Date: April 16, 2013
A recent arbitration award has confirmed that where an employer has legitimate concerns regarding safety in the workplace, it may install and operate video surveillance. This decision, which involved surveillance in a fire station to ensure equipment was not tampered with, engaged privacy considerations, the reasonableness of such surveillance and whether the surveillance was conducted in a reasonable manner.
The significance of this award is in its analysis of when video surveillance would be useful in the workplace. Here, the employer was attempting to address a legitimate safety issue, which necessitated its action. The surveillance was not constant nor ongoing. It involved monitoring of a fixed area of the fire station, and not of employees. A recent incident of tampering with the equipment was not necessary to establish the reasonableness of the conduct.

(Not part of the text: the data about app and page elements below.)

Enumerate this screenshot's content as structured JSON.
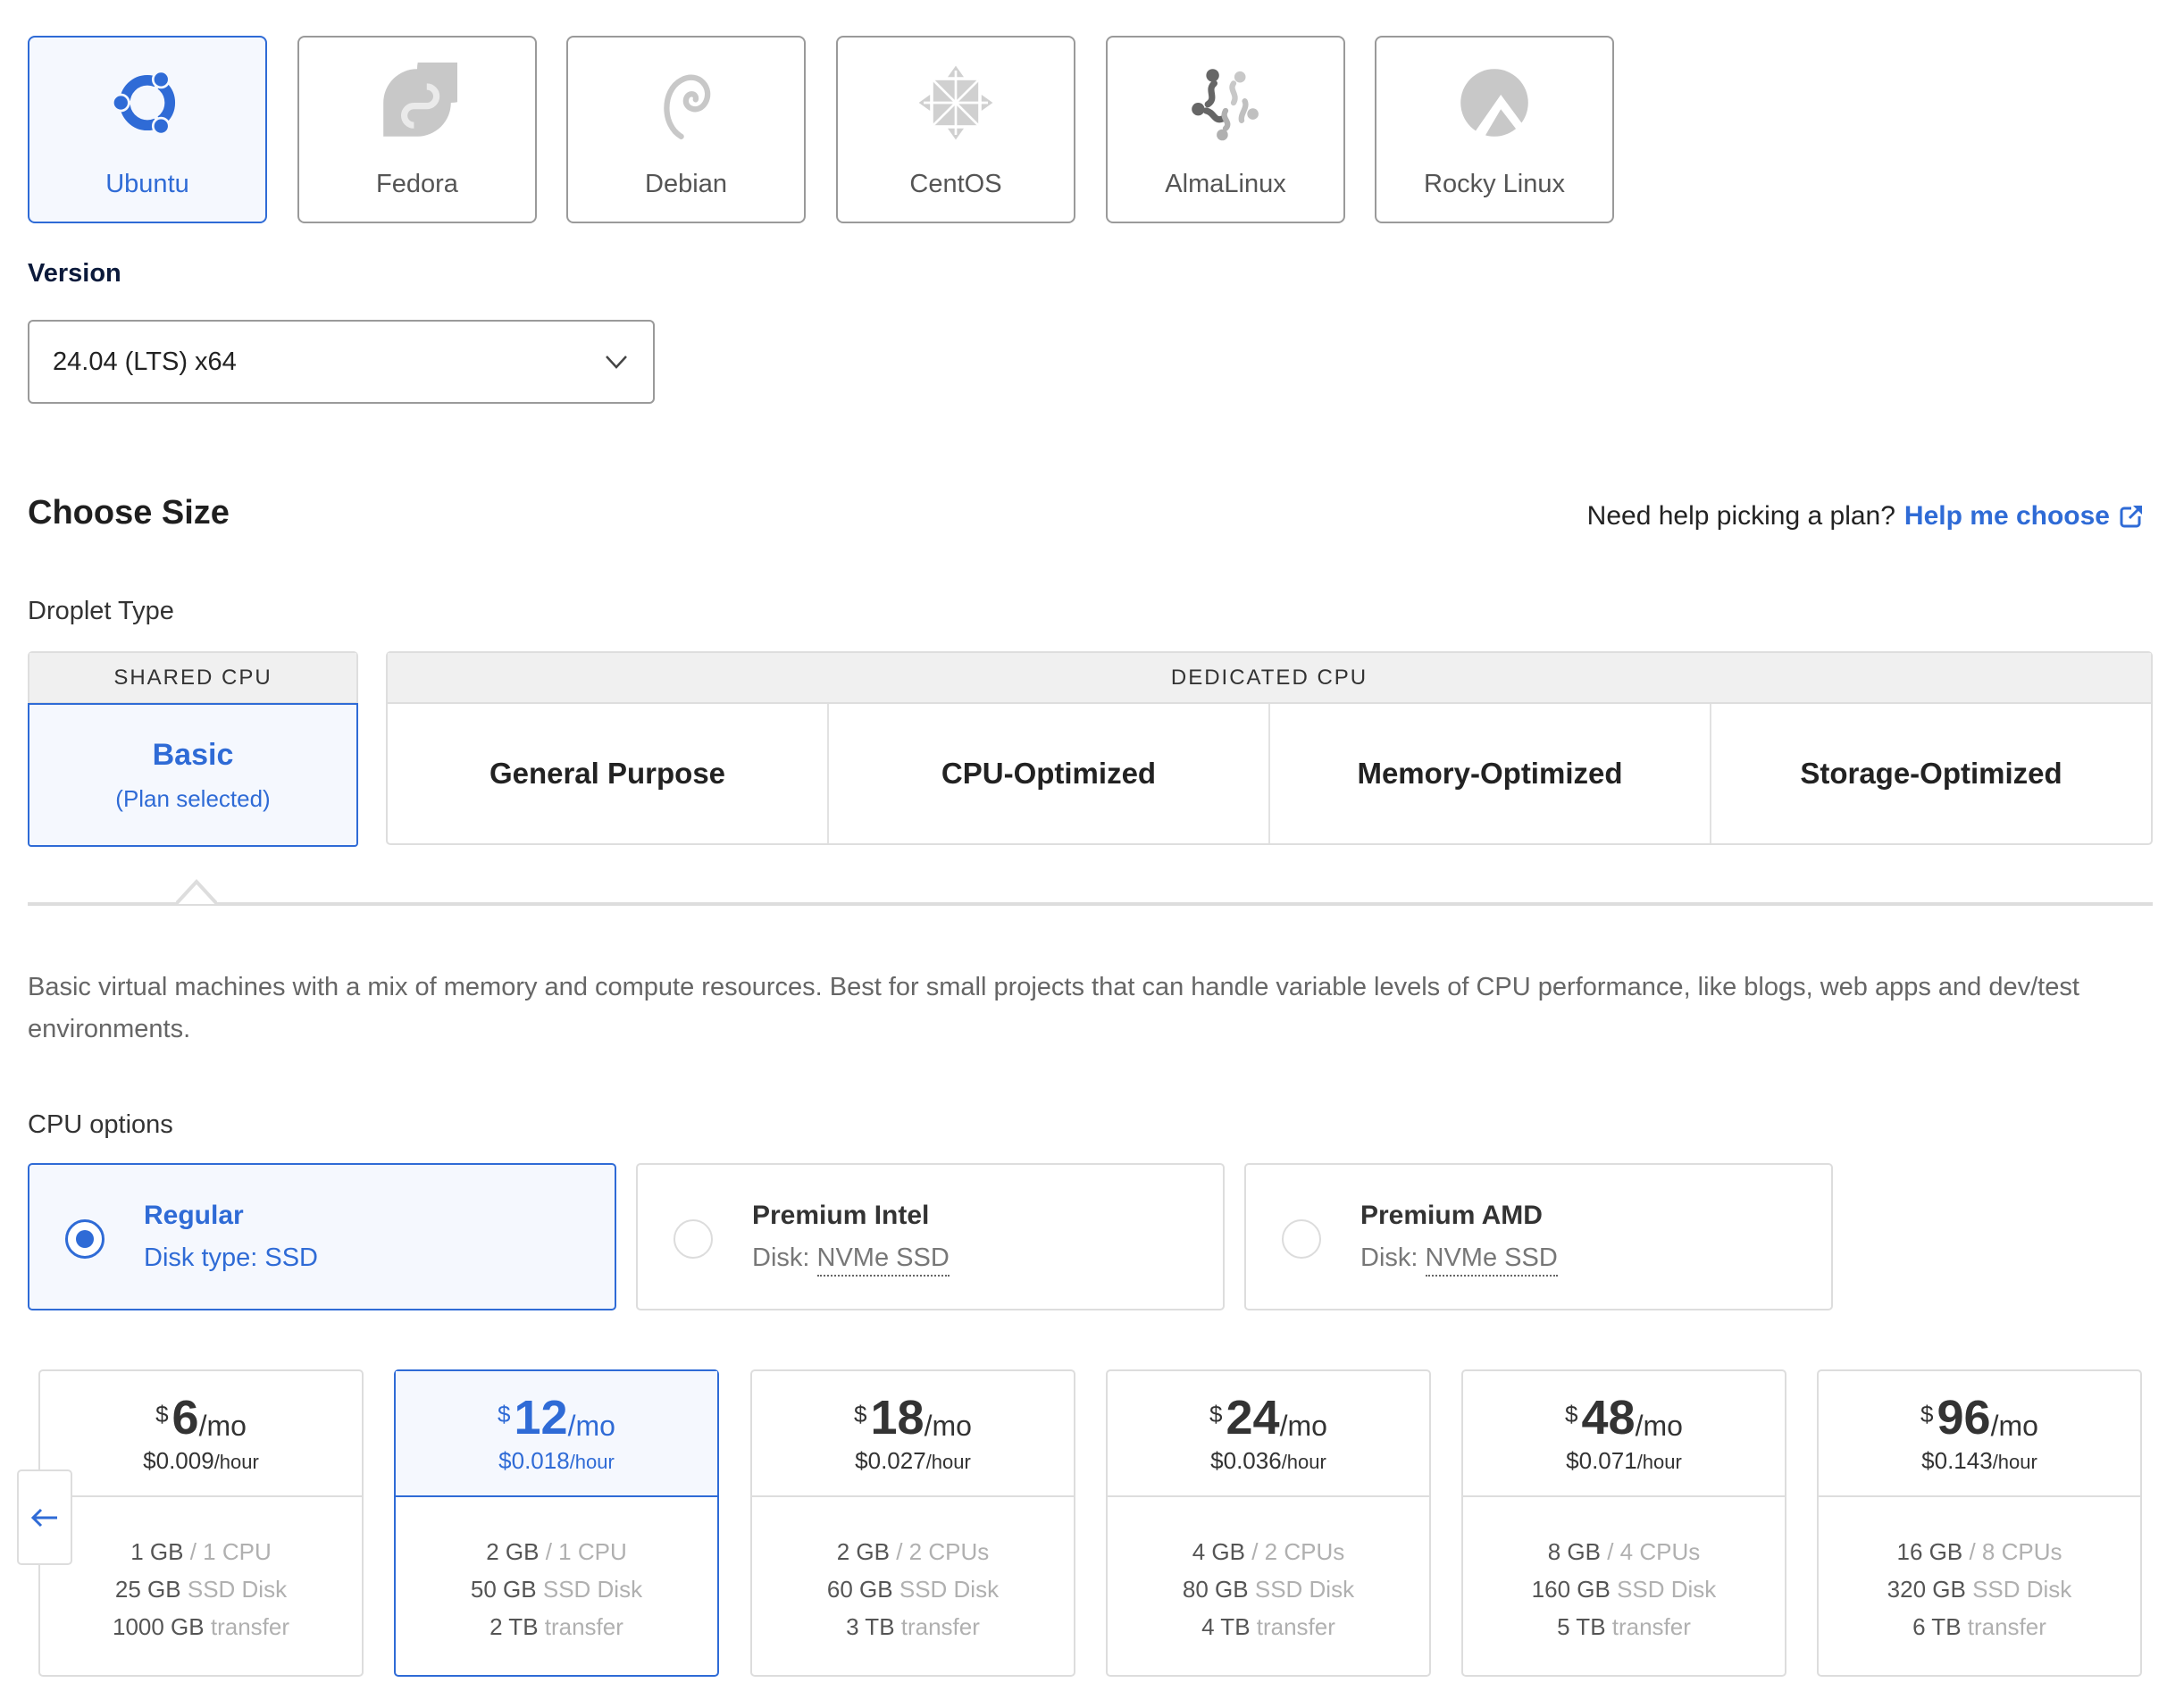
{
  "os": {
    "items": [
      {
        "label": "Ubuntu",
        "icon": "ubuntu-logo",
        "selected": true
      },
      {
        "label": "Fedora",
        "icon": "fedora-logo",
        "selected": false
      },
      {
        "label": "Debian",
        "icon": "debian-logo",
        "selected": false
      },
      {
        "label": "CentOS",
        "icon": "centos-logo",
        "selected": false
      },
      {
        "label": "AlmaLinux",
        "icon": "almalinux-logo",
        "selected": false
      },
      {
        "label": "Rocky Linux",
        "icon": "rocky-linux-logo",
        "selected": false
      }
    ],
    "version_label": "Version",
    "version_value": "24.04 (LTS) x64"
  },
  "size": {
    "title": "Choose Size",
    "help_text": "Need help picking a plan?",
    "help_link": "Help me choose",
    "droplet_type_label": "Droplet Type",
    "shared_header": "SHARED CPU",
    "dedicated_header": "DEDICATED CPU",
    "basic_title": "Basic",
    "basic_subtitle": "(Plan selected)",
    "dedicated_types": [
      "General Purpose",
      "CPU-Optimized",
      "Memory-Optimized",
      "Storage-Optimized"
    ],
    "description": "Basic virtual machines with a mix of memory and compute resources. Best for small projects that can handle variable levels of CPU performance, like blogs, web apps and dev/test environments."
  },
  "cpu": {
    "label": "CPU options",
    "options": [
      {
        "title": "Regular",
        "disk_prefix": "Disk type: ",
        "disk_value": "SSD",
        "selected": true
      },
      {
        "title": "Premium Intel",
        "disk_prefix": "Disk: ",
        "disk_value": "NVMe SSD",
        "selected": false
      },
      {
        "title": "Premium AMD",
        "disk_prefix": "Disk: ",
        "disk_value": "NVMe SSD",
        "selected": false
      }
    ]
  },
  "plans": [
    {
      "currency": "$",
      "monthly": "6",
      "per_month": "/mo",
      "hourly": "$0.009",
      "per_hour": "/hour",
      "mem": "1 GB",
      "cpu": " / 1 CPU",
      "disk": "25 GB",
      "disk_label": " SSD Disk",
      "transfer": "1000 GB",
      "transfer_label": " transfer",
      "selected": false
    },
    {
      "currency": "$",
      "monthly": "12",
      "per_month": "/mo",
      "hourly": "$0.018",
      "per_hour": "/hour",
      "mem": "2 GB",
      "cpu": " / 1 CPU",
      "disk": "50 GB",
      "disk_label": " SSD Disk",
      "transfer": "2 TB",
      "transfer_label": " transfer",
      "selected": true
    },
    {
      "currency": "$",
      "monthly": "18",
      "per_month": "/mo",
      "hourly": "$0.027",
      "per_hour": "/hour",
      "mem": "2 GB",
      "cpu": " / 2 CPUs",
      "disk": "60 GB",
      "disk_label": " SSD Disk",
      "transfer": "3 TB",
      "transfer_label": " transfer",
      "selected": false
    },
    {
      "currency": "$",
      "monthly": "24",
      "per_month": "/mo",
      "hourly": "$0.036",
      "per_hour": "/hour",
      "mem": "4 GB",
      "cpu": " / 2 CPUs",
      "disk": "80 GB",
      "disk_label": " SSD Disk",
      "transfer": "4 TB",
      "transfer_label": " transfer",
      "selected": false
    },
    {
      "currency": "$",
      "monthly": "48",
      "per_month": "/mo",
      "hourly": "$0.071",
      "per_hour": "/hour",
      "mem": "8 GB",
      "cpu": " / 4 CPUs",
      "disk": "160 GB",
      "disk_label": " SSD Disk",
      "transfer": "5 TB",
      "transfer_label": " transfer",
      "selected": false
    },
    {
      "currency": "$",
      "monthly": "96",
      "per_month": "/mo",
      "hourly": "$0.143",
      "per_hour": "/hour",
      "mem": "16 GB",
      "cpu": " / 8 CPUs",
      "disk": "320 GB",
      "disk_label": " SSD Disk",
      "transfer": "6 TB",
      "transfer_label": " transfer",
      "selected": false
    }
  ],
  "colors": {
    "accent": "#2f6bd6",
    "selected_bg": "#f5f8fe",
    "border": "#dddddd"
  }
}
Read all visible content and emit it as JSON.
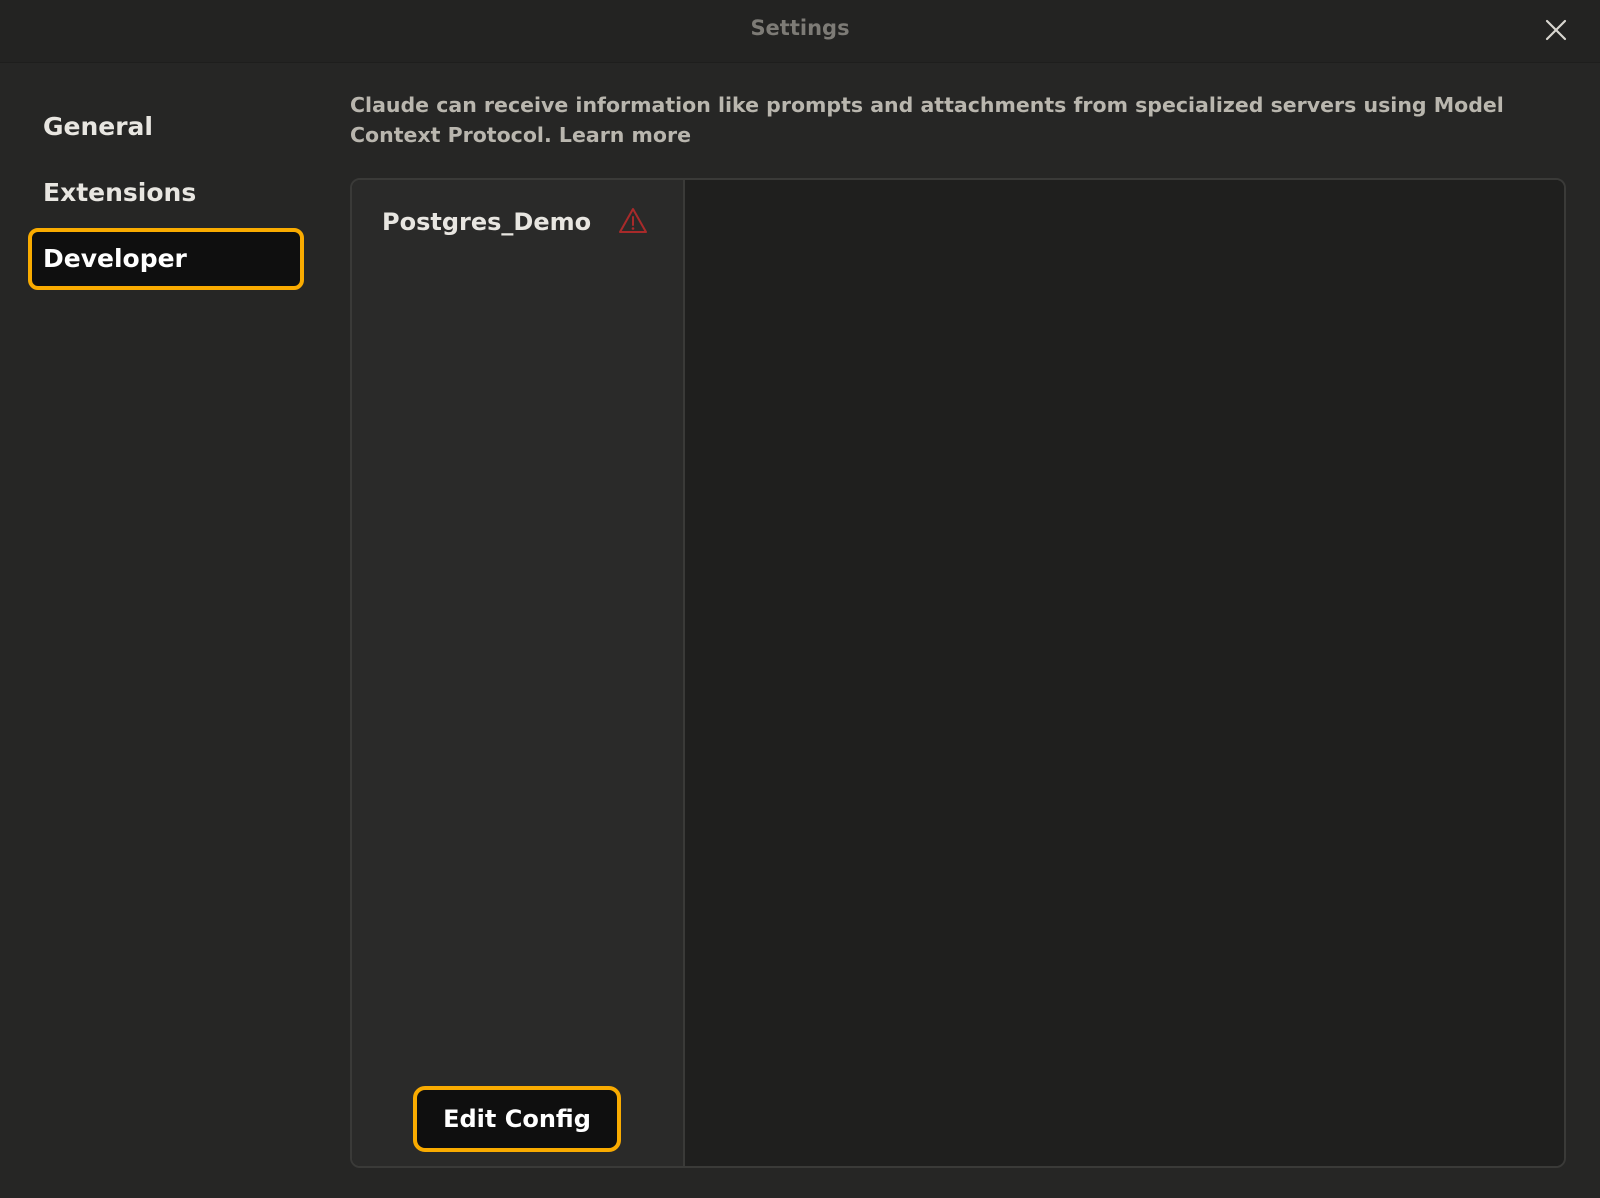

A more detailed discussion of this award is found our recent Case in Point blog post, “Employer’s Use of Video Surveillance in Fire Station Reasonable When Addressing a Serious Safety Concern.”